MATERIAL FOR THIS EXERCISE —

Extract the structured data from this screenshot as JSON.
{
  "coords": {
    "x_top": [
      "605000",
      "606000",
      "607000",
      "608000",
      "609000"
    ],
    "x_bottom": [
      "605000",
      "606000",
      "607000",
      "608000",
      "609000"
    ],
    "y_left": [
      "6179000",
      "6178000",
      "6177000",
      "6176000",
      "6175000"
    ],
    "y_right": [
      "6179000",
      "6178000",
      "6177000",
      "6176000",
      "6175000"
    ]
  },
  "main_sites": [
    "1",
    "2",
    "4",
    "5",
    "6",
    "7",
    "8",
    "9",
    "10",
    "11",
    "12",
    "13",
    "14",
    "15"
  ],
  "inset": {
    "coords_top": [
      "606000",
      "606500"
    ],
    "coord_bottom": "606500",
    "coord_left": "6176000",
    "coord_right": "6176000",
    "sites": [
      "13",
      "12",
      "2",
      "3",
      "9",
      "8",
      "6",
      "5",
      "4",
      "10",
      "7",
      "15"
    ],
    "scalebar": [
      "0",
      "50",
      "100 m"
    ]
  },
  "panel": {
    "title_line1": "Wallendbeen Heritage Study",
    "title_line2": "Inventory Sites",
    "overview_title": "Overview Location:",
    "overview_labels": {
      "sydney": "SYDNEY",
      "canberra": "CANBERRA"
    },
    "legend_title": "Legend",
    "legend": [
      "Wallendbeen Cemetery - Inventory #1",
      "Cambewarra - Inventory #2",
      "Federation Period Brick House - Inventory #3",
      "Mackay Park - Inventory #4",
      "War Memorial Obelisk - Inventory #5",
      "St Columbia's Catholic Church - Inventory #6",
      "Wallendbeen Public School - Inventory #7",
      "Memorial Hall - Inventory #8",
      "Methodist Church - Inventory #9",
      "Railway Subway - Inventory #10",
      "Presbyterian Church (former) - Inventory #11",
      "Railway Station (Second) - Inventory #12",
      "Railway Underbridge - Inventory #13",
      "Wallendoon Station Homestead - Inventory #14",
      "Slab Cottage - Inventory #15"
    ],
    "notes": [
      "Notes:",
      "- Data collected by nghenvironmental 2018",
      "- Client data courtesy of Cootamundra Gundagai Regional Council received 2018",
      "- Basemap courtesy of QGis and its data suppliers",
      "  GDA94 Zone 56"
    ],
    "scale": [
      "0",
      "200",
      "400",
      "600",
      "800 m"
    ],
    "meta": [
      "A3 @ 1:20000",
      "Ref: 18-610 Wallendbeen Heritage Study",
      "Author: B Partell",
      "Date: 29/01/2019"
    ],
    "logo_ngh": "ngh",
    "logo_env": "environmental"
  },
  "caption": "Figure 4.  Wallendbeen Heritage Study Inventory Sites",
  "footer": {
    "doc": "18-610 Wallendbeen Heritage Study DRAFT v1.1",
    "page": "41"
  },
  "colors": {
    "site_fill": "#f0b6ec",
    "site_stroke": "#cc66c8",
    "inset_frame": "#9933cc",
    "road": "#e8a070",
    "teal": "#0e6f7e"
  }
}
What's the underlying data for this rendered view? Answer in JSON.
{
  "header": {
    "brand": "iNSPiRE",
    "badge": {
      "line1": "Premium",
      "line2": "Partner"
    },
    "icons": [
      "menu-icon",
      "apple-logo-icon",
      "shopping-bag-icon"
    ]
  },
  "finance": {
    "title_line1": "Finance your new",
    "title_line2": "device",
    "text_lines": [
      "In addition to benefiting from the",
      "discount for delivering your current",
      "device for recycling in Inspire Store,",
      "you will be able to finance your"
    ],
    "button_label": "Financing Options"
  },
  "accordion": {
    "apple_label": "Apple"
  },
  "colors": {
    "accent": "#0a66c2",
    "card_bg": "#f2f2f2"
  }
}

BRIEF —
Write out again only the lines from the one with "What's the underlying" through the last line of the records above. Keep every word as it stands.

TASK RESULT —
What's the underlying data for this rendered view? Answer in JSON.
{
  "header": {
    "brand": "iNSPiRE",
    "badge": {
      "line1": "Premium",
      "line2": "Partner"
    },
    "icons": [
      "menu-icon",
      "apple-logo-icon",
      "shopping-bag-icon"
    ]
  },
  "finance": {
    "title_line1": "Finance your new",
    "title_line2": "device",
    "text_lines": [
      "In addition to benefiting from the",
      "discount for delivering your current",
      "device for recycling in Inspire Store,",
      "you will be able to finance your"
    ],
    "button_label": "Financing Options"
  },
  "accordion": {
    "apple_label": "Apple"
  },
  "colors": {
    "accent": "#0a66c2",
    "card_bg": "#f2f2f2"
  }
}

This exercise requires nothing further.